Cesarean Births – Some childbirths are Cesarean, or C-section, which is a surgical procedure that removes the child or children through the abdominal wall. Approximately 30% of childbirths in the United States are Cesarean deliveries according to the National Center for Health Statistics (2). Most women remain in the hospital for three days; this may be longer if there are complications.
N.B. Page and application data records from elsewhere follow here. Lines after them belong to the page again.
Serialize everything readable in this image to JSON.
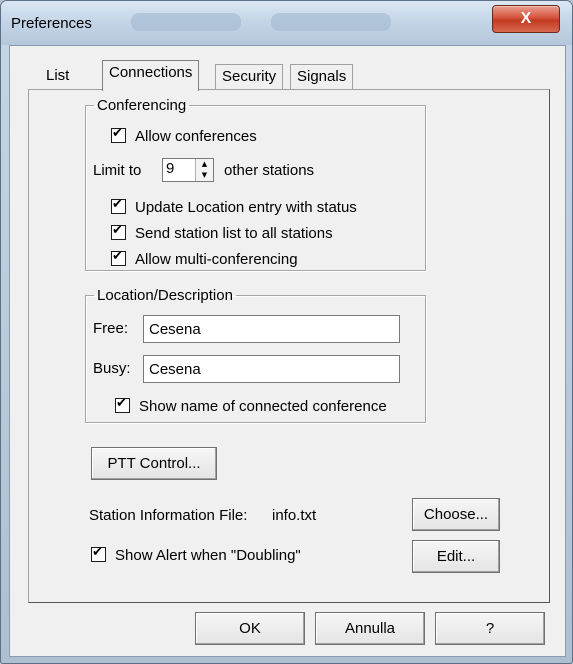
{
  "window": {
    "title": "Preferences",
    "close_glyph": "X"
  },
  "tabs": [
    {
      "label": "List",
      "active": false
    },
    {
      "label": "Connections",
      "active": true
    },
    {
      "label": "Security",
      "active": false
    },
    {
      "label": "Signals",
      "active": false
    }
  ],
  "conferencing": {
    "legend": "Conferencing",
    "allow_conferences": {
      "label": "Allow conferences",
      "checked": true
    },
    "limit_prefix": "Limit to",
    "limit_value": "9",
    "limit_suffix": "other stations",
    "update_location": {
      "label": "Update Location entry with status",
      "checked": true
    },
    "send_list": {
      "label": "Send station list to all stations",
      "checked": true
    },
    "multi_conf": {
      "label": "Allow multi-conferencing",
      "checked": true
    }
  },
  "location": {
    "legend": "Location/Description",
    "free_label": "Free:",
    "free_value": "Cesena",
    "busy_label": "Busy:",
    "busy_value": "Cesena",
    "show_name": {
      "label": "Show name of connected conference",
      "checked": true
    }
  },
  "ptt_button": "PTT Control...",
  "station_info": {
    "label": "Station Information File:",
    "value": "info.txt",
    "choose_button": "Choose..."
  },
  "show_alert": {
    "label": "Show Alert when \"Doubling\"",
    "checked": true
  },
  "edit_button": "Edit...",
  "footer": {
    "ok": "OK",
    "cancel": "Annulla",
    "help": "?"
  },
  "icons": {
    "spin_up": "▲",
    "spin_down": "▼"
  }
}
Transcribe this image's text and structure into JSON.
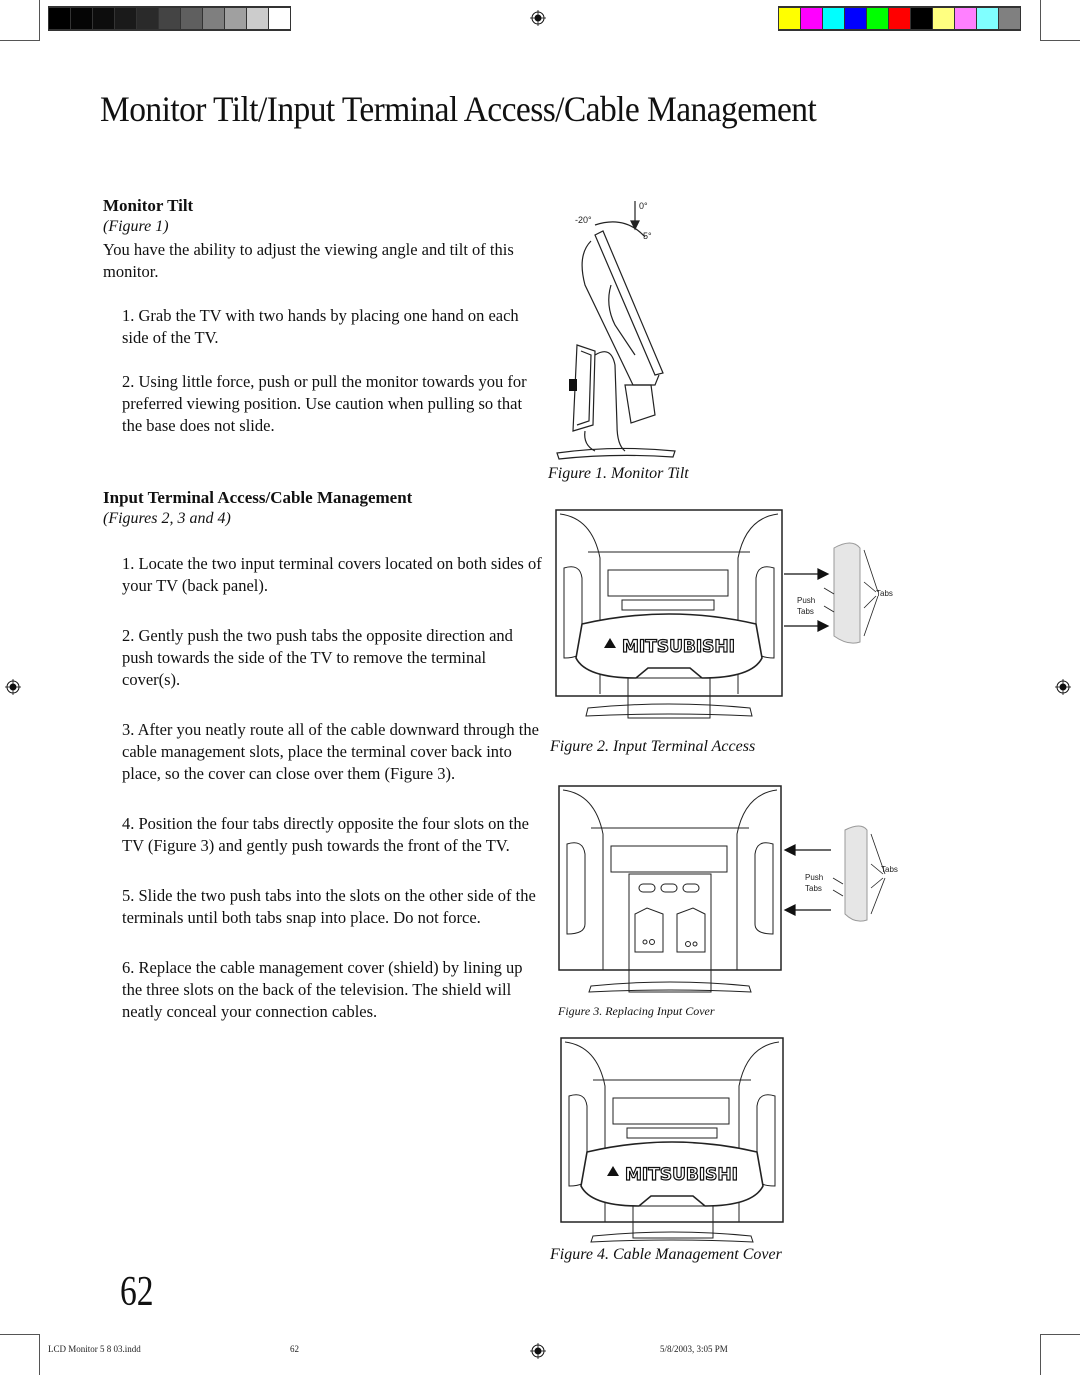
{
  "printer_marks": {
    "grayscale_swatches": [
      "#000000",
      "#050505",
      "#0d0d0d",
      "#1a1a1a",
      "#2a2a2a",
      "#444444",
      "#5f5f5f",
      "#7f7f7f",
      "#a0a0a0",
      "#cccccc",
      "#ffffff"
    ],
    "color_swatches": [
      "#ffff00",
      "#ff00ff",
      "#00ffff",
      "#0000ff",
      "#00ff00",
      "#ff0000",
      "#000000",
      "#ffff80",
      "#ff80ff",
      "#80ffff",
      "#808080"
    ]
  },
  "page": {
    "title": "Monitor Tilt/Input Terminal Access/Cable Management",
    "number": "62"
  },
  "monitor_tilt": {
    "heading": "Monitor Tilt",
    "figure_ref": "(Figure 1)",
    "intro": "You have the ability to adjust the viewing angle and tilt of this monitor.",
    "steps": [
      "1.  Grab the TV with two hands by placing one hand on each side of the TV.",
      "2.  Using little force, push or pull the monitor towards you for preferred viewing position.  Use caution when pulling so that the base does not slide."
    ]
  },
  "input_terminal": {
    "heading": "Input Terminal Access/Cable Management",
    "figure_ref": "(Figures 2, 3 and 4)",
    "steps": [
      "1.  Locate the two input terminal covers located on both sides of your TV (back panel).",
      "2.  Gently push the two push tabs the opposite direction and push towards the side of the TV to remove the terminal cover(s).",
      "3.  After you neatly route all of the cable downward through the cable management slots, place the terminal cover back into place, so the cover can close over them (Figure 3).",
      "4.  Position the four tabs directly opposite the four slots on the TV (Figure 3) and gently push towards the front of the TV.",
      "5.  Slide the two push tabs into the slots on the other side of the terminals until both tabs snap into place.  Do not force.",
      "6.  Replace the cable management cover (shield) by lining up the three slots on the back of the television. The shield will neatly conceal your connection cables."
    ]
  },
  "figures": {
    "fig1": {
      "caption": "Figure 1. Monitor Tilt",
      "angle_labels": [
        "0°",
        "-20°",
        "5°"
      ]
    },
    "fig2": {
      "caption": "Figure 2.  Input Terminal Access",
      "brand": "MITSUBISHI",
      "label_push_tabs": [
        "Push",
        "Tabs"
      ],
      "label_tabs": "Tabs"
    },
    "fig3": {
      "caption": "Figure 3.  Replacing Input Cover",
      "label_push_tabs": [
        "Push",
        "Tabs"
      ],
      "label_tabs": "Tabs"
    },
    "fig4": {
      "caption": "Figure 4.  Cable Management Cover",
      "brand": "MITSUBISHI"
    }
  },
  "slug": {
    "filename": "LCD Monitor 5 8 03.indd",
    "page": "62",
    "datetime": "5/8/2003, 3:05 PM"
  }
}
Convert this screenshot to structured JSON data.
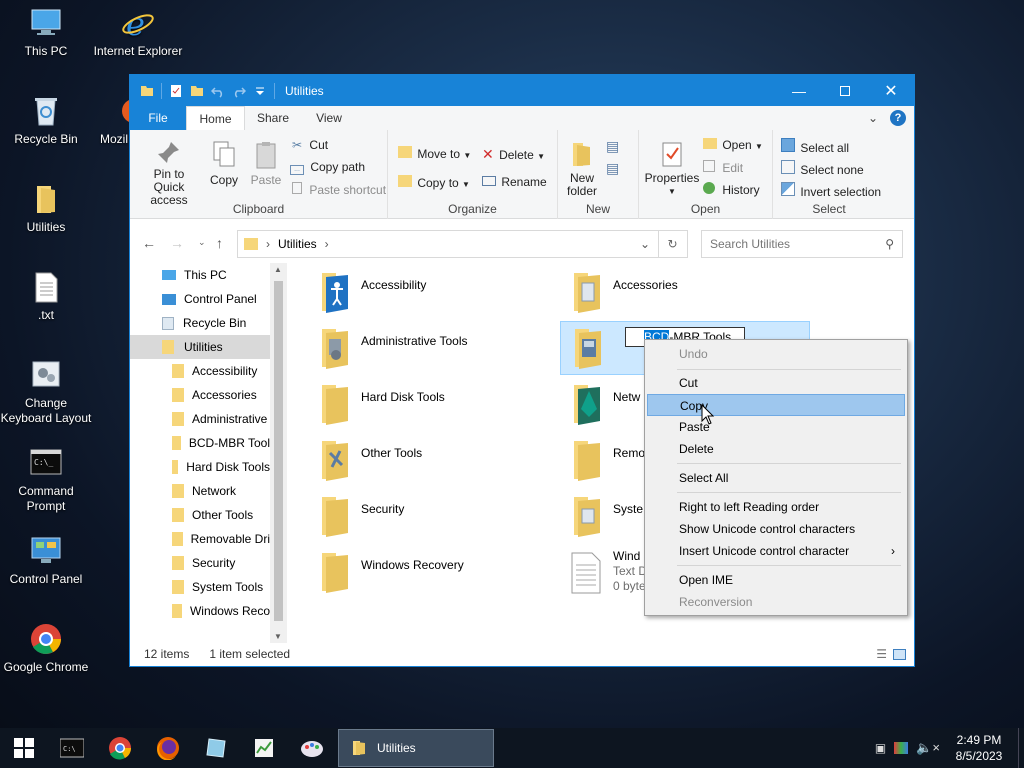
{
  "desktop": {
    "icons": [
      {
        "label": "This PC"
      },
      {
        "label": "Internet Explorer"
      },
      {
        "label": "Recycle Bin"
      },
      {
        "label": "Mozil"
      },
      {
        "label": "Utilities"
      },
      {
        "label": ".txt"
      },
      {
        "label": "Change Keyboard Layout"
      },
      {
        "label": "Command Prompt"
      },
      {
        "label": "Control Panel"
      },
      {
        "label": "Google Chrome"
      }
    ]
  },
  "window": {
    "title": "Utilities",
    "accent": "#1883d7",
    "tabs": {
      "file": "File",
      "home": "Home",
      "share": "Share",
      "view": "View"
    },
    "ribbon": {
      "clipboard": {
        "pin": "Pin to Quick access",
        "copy": "Copy",
        "paste": "Paste",
        "cut": "Cut",
        "copy_path": "Copy path",
        "paste_shortcut": "Paste shortcut",
        "label": "Clipboard"
      },
      "organize": {
        "move_to": "Move to",
        "copy_to": "Copy to",
        "delete": "Delete",
        "rename": "Rename",
        "label": "Organize"
      },
      "new": {
        "new_folder": "New folder",
        "label": "New"
      },
      "open": {
        "properties": "Properties",
        "open": "Open",
        "edit": "Edit",
        "history": "History",
        "label": "Open"
      },
      "select": {
        "select_all": "Select all",
        "select_none": "Select none",
        "invert": "Invert selection",
        "label": "Select"
      }
    },
    "address": {
      "path": "Utilities",
      "search_placeholder": "Search Utilities"
    },
    "nav_pane": [
      {
        "label": "This PC"
      },
      {
        "label": "Control Panel"
      },
      {
        "label": "Recycle Bin"
      },
      {
        "label": "Utilities"
      },
      {
        "label": "Accessibility"
      },
      {
        "label": "Accessories"
      },
      {
        "label": "Administrative"
      },
      {
        "label": "BCD-MBR Tool"
      },
      {
        "label": "Hard Disk Tools"
      },
      {
        "label": "Network"
      },
      {
        "label": "Other Tools"
      },
      {
        "label": "Removable Dri"
      },
      {
        "label": "Security"
      },
      {
        "label": "System Tools"
      },
      {
        "label": "Windows Reco"
      }
    ],
    "items": [
      {
        "label": "Accessibility"
      },
      {
        "label": "Accessories"
      },
      {
        "label": "Administrative Tools"
      },
      {
        "label": "BCD-MBR Tools",
        "rename_value": "BCD-MBR Tools",
        "selected_part": "BCD"
      },
      {
        "label": "Hard Disk Tools"
      },
      {
        "label": "Netw"
      },
      {
        "label": "Other Tools"
      },
      {
        "label": "Remo"
      },
      {
        "label": "Security"
      },
      {
        "label": "Syste"
      },
      {
        "label": "Windows Recovery"
      },
      {
        "label": "Wind",
        "type": "Text D",
        "size": "0 byte"
      }
    ],
    "status": {
      "count": "12 items",
      "selected": "1 item selected"
    }
  },
  "context_menu": {
    "items": [
      {
        "label": "Undo",
        "disabled": true
      },
      {
        "label": "Cut"
      },
      {
        "label": "Copy",
        "highlighted": true
      },
      {
        "label": "Paste"
      },
      {
        "label": "Delete"
      },
      {
        "label": "Select All"
      },
      {
        "label": "Right to left Reading order"
      },
      {
        "label": "Show Unicode control characters"
      },
      {
        "label": "Insert Unicode control character",
        "submenu": true
      },
      {
        "label": "Open IME"
      },
      {
        "label": "Reconversion",
        "disabled": true
      }
    ]
  },
  "taskbar": {
    "active_label": "Utilities",
    "time": "2:49 PM",
    "date": "8/5/2023"
  }
}
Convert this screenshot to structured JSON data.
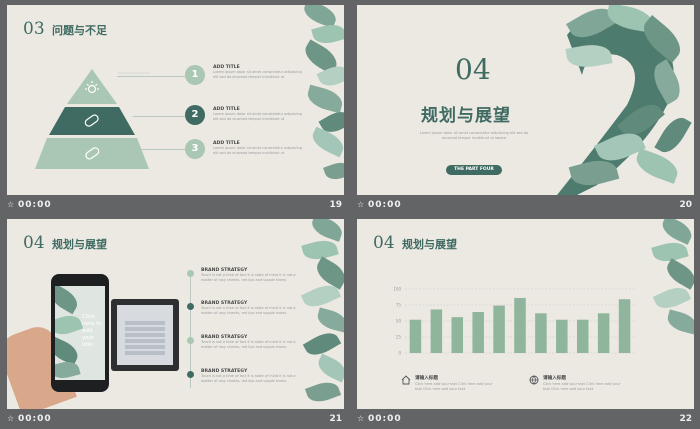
{
  "slides": [
    {
      "number": "19",
      "time": "00:00",
      "header_num": "03",
      "header_title": "问题与不足",
      "items": [
        {
          "num": "1",
          "title": "ADD TITLE",
          "text": "Lorem ipsum dolor sit amet consectetur adipiscing elit sed do eiusmod tempor incididunt ut"
        },
        {
          "num": "2",
          "title": "ADD TITLE",
          "text": "Lorem ipsum dolor sit amet consectetur adipiscing elit sed do eiusmod tempor incididunt ut"
        },
        {
          "num": "3",
          "title": "ADD TITLE",
          "text": "Lorem ipsum dolor sit amet consectetur adipiscing elit sed do eiusmod tempor incididunt ut"
        }
      ]
    },
    {
      "number": "20",
      "time": "00:00",
      "big_num": "04",
      "title": "规划与展望",
      "subtitle": "Lorem ipsum dolor sit amet consectetur adipiscing elit sed do eiusmod tempor incididunt ut labore",
      "badge": "THE PART FOUR"
    },
    {
      "number": "21",
      "time": "00:00",
      "header_num": "04",
      "header_title": "规划与展望",
      "phone_text": "Click here to add your title",
      "items": [
        {
          "title": "BRAND STRATEGY",
          "text": "Touch is not a time of fact it is state of mind it is not a matter of rosy cheeks, red lips and supple knees"
        },
        {
          "title": "BRAND STRATEGY",
          "text": "Touch is not a time of fact it is state of mind it is not a matter of rosy cheeks, red lips and supple knees"
        },
        {
          "title": "BRAND STRATEGY",
          "text": "Touch is not a time of fact it is state of mind it is not a matter of rosy cheeks, red lips and supple knees"
        },
        {
          "title": "BRAND STRATEGY",
          "text": "Touch is not a time of fact it is state of mind it is not a matter of rosy cheeks, red lips and supple knees"
        }
      ]
    },
    {
      "number": "22",
      "time": "00:00",
      "header_num": "04",
      "header_title": "规划与展望",
      "notes": [
        {
          "title": "请输入标题",
          "text": "Click here add your text Click here add your text Click here add your text"
        },
        {
          "title": "请输入标题",
          "text": "Click here add your text Click here add your text Click here add your text"
        }
      ]
    }
  ],
  "chart_data": {
    "type": "bar",
    "ylim": [
      0,
      100
    ],
    "ytick_labels": [
      "100",
      "75",
      "50",
      "25",
      "0"
    ],
    "values": [
      52,
      68,
      56,
      64,
      74,
      86,
      62,
      52,
      52,
      62,
      84
    ],
    "color": "#8fb59c"
  },
  "colors": {
    "accent": "#3f6b62",
    "light_green": "#a9c7b3",
    "leaf_dark": "#4d7b6e",
    "leaf_light": "#9dc3b1",
    "bg": "#626466"
  }
}
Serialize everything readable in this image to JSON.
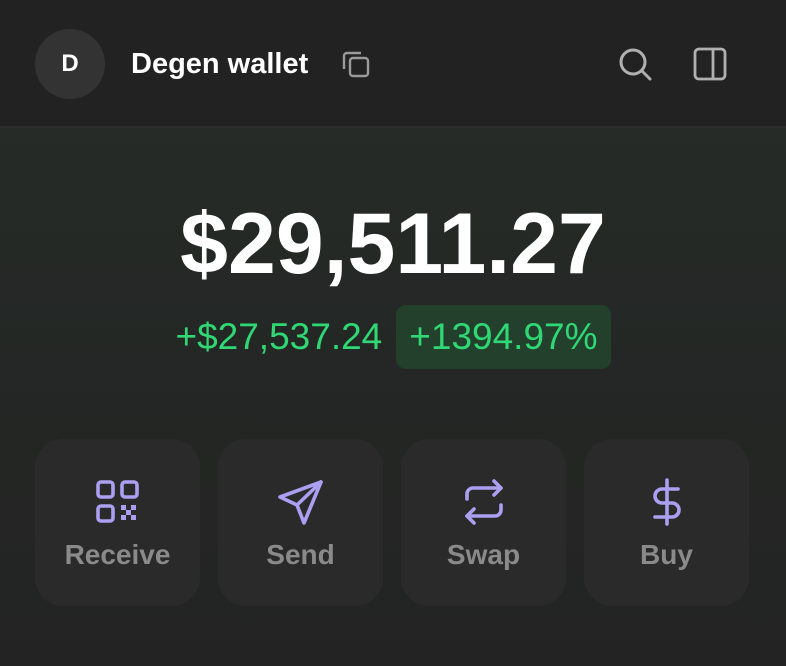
{
  "header": {
    "avatar_initial": "D",
    "wallet_name": "Degen wallet",
    "icons": {
      "copy": "copy-icon",
      "search": "search-icon",
      "panel": "sidebar-panel-icon"
    }
  },
  "balance": {
    "total": "$29,511.27",
    "change_amount": "+$27,537.24",
    "change_percent": "+1394.97%"
  },
  "actions": [
    {
      "label": "Receive",
      "icon": "qr-code-icon"
    },
    {
      "label": "Send",
      "icon": "send-icon"
    },
    {
      "label": "Swap",
      "icon": "swap-icon"
    },
    {
      "label": "Buy",
      "icon": "dollar-icon"
    }
  ],
  "colors": {
    "background": "#222222",
    "positive": "#2fd874",
    "positive_bg": "#23402d",
    "accent": "#ab9ff2",
    "card": "#2a2a2a",
    "muted_text": "#8a8a8a"
  }
}
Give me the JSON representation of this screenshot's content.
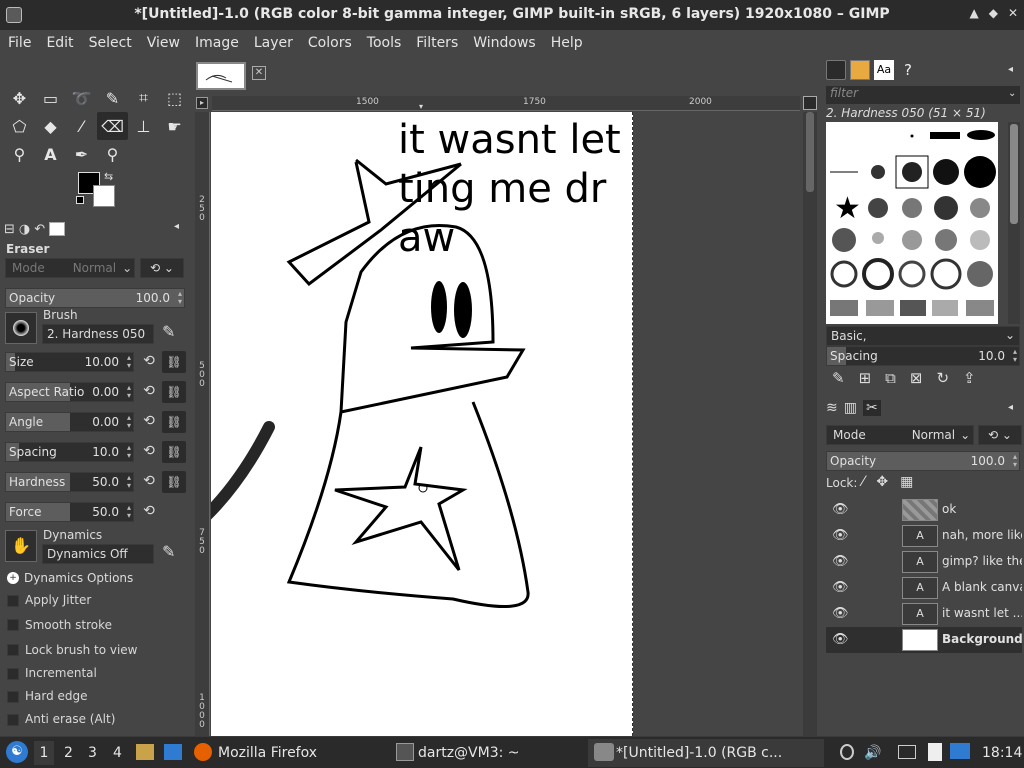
{
  "window": {
    "title": "*[Untitled]-1.0 (RGB color 8-bit gamma integer, GIMP built-in sRGB, 6 layers) 1920x1080 – GIMP",
    "buttons": [
      "▲",
      "◆",
      "✕"
    ]
  },
  "menu": [
    "File",
    "Edit",
    "Select",
    "View",
    "Image",
    "Layer",
    "Colors",
    "Tools",
    "Filters",
    "Windows",
    "Help"
  ],
  "tool_options": {
    "tool_name": "Eraser",
    "mode_label": "Mode",
    "mode_value": "Normal",
    "opacity_label": "Opacity",
    "opacity_value": "100.0",
    "brush_label": "Brush",
    "brush_value": "2. Hardness 050",
    "sliders": [
      {
        "label": "Size",
        "value": "10.00",
        "fill": 0.07
      },
      {
        "label": "Aspect Ratio",
        "value": "0.00",
        "fill": 0.5
      },
      {
        "label": "Angle",
        "value": "0.00",
        "fill": 0.5
      },
      {
        "label": "Spacing",
        "value": "10.0",
        "fill": 0.1
      },
      {
        "label": "Hardness",
        "value": "50.0",
        "fill": 0.5
      },
      {
        "label": "Force",
        "value": "50.0",
        "fill": 0.5
      }
    ],
    "dynamics_label": "Dynamics",
    "dynamics_value": "Dynamics Off",
    "dynamics_options": "Dynamics Options",
    "checks": [
      "Apply Jitter",
      "Smooth stroke",
      "Lock brush to view",
      "Incremental",
      "Hard edge",
      "Anti erase  (Alt)"
    ]
  },
  "ruler": {
    "h": [
      "1500",
      "1750",
      "2000"
    ],
    "v": [
      "2\n5\n0",
      "5\n0\n0",
      "7\n5\n0",
      "1\n0\n0\n0"
    ]
  },
  "canvas_text": [
    "it wasnt let",
    "ting me dr",
    "aw"
  ],
  "brushes": {
    "filter_placeholder": "filter",
    "selected": "2. Hardness 050 (51 × 51)",
    "set": "Basic,",
    "spacing_label": "Spacing",
    "spacing_value": "10.0"
  },
  "layers": {
    "mode_label": "Mode",
    "mode_value": "Normal",
    "opacity_label": "Opacity",
    "opacity_value": "100.0",
    "lock_label": "Lock:",
    "items": [
      {
        "name": "ok",
        "thumb": ""
      },
      {
        "name": "nah, more like",
        "thumb": "A"
      },
      {
        "name": "gimp? like the",
        "thumb": "A"
      },
      {
        "name": "A blank canva",
        "thumb": "A"
      },
      {
        "name": "it wasnt let ...",
        "thumb": "A"
      },
      {
        "name": "Background",
        "thumb": ""
      }
    ]
  },
  "taskbar": {
    "workspaces": [
      "1",
      "2",
      "3",
      "4"
    ],
    "firefox": "Mozilla Firefox",
    "terminal": "dartz@VM3: ~",
    "gimp": "*[Untitled]-1.0 (RGB c...",
    "clock": "18:14"
  }
}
Massage Therapy & C-Sections – Massage therapy can begin after major surgery once the client is medically stable. Be sure to communicate with the patient care coordinator if the client is still under medical supervision & follow his/her directives. Position the client for comfort. A side-lying position may be needed to avoid pressure on areas containing recent incisions or drain tubes. The incision, or cut produced by surgical instruments during the operation, and areas near the incision should be avoided until the sutures or staples are removed & the area is clean and dry, not moist or open. This may take up to 8 weeks after surgery. In addition, the area around the incision should not be manipulated in a way that places stress on the incision while it is healing. Once healed, massage of the scar tissue can begin.
Avoid vigorous massage techniques on the lower extremities (thighs and legs) for 12 weeks after surgery. This restriction is due to the increased risk of blood clots, which could last up to 3 months after surgery (3). One exception to this rule is if the client was given heparin or a similar anticoagulant or blood thinner after surgery. In this case, check with the client’s surgeon or pharmacist to determine when vigorous massage techniques can begin on the lower extremities.
Breastfeeding – Breastfeeding is feeding the baby at the breasts. The CDC found that 77% of new mothers are breastfeeding (4). And almost half of breastfeeding mothers continued to do so for at least the recommended six months. Breast undergo many changes during pregnancy and during the lactation period.
Massage Therapy & Breastfeeding – Offer the nursing mother water before & after the massage because her fluid needs increase during this time. Her breasts may be sore and tender, & she may feel more comfortable in a side-lying position during the massage. Be sure to address tension in her back, neck, shoulders, & arms, which may be tight from holding the baby during feedings. If the early postpartum nursing mother is experiencing noninflammatory breast pain, consider recommending self-breast massage as massage relieved & improved newborn suckling (5).
There are several options you can use to help make your new mother more comfortable while she is lying prone. You may offer her a rolled-up towel or cylindrical pillow placed under, above, or between her breasts, whichever is most comfortable. Many clients prefer a supportive device both above & below the breasts. Use a face rest that can be adjusted above the level of the table. Several manufacturers now offer massage tables fitted with breast recesses that allow the client to lie prone more comfortably or offer specially designed bolstering systems that lie on the table top. A side-lying position may be more appropriate if she is uncomfortable lying prone.
Contact or occupational exposure to human breast milk does not pose any health risk to the therapist. The CDC does not list human breast milk as a body fluid that requires special handling precautions (unless there is frequent exposure such as persons working in a milk bank) (6).
CLINICAL TIP: Teach Parents & Caregivers Infant Massage – Infant massage can support the parents’ early involvement in nurturing their baby. Baby’s LOVE massage. View this video for a sample infant massage routine.
** The next blog will discuss the massage therapy and postpartum depression. **
Articles and Journal Referenced:
- Ahn, S., Kim, J., Cho, J. (2011). Effects of breast massage on breast pain, breast-milk sodium, and newborn suckling in early postpartum mothers. J Korean Acad Nurs. 41(4). 451-9.
Dr. Susan Salvo is a massage therapist, author, educator, researcher, explorer, and perpetual student. To learn more, check out the “About Susan” tab. You can contact Susan at email@example.com.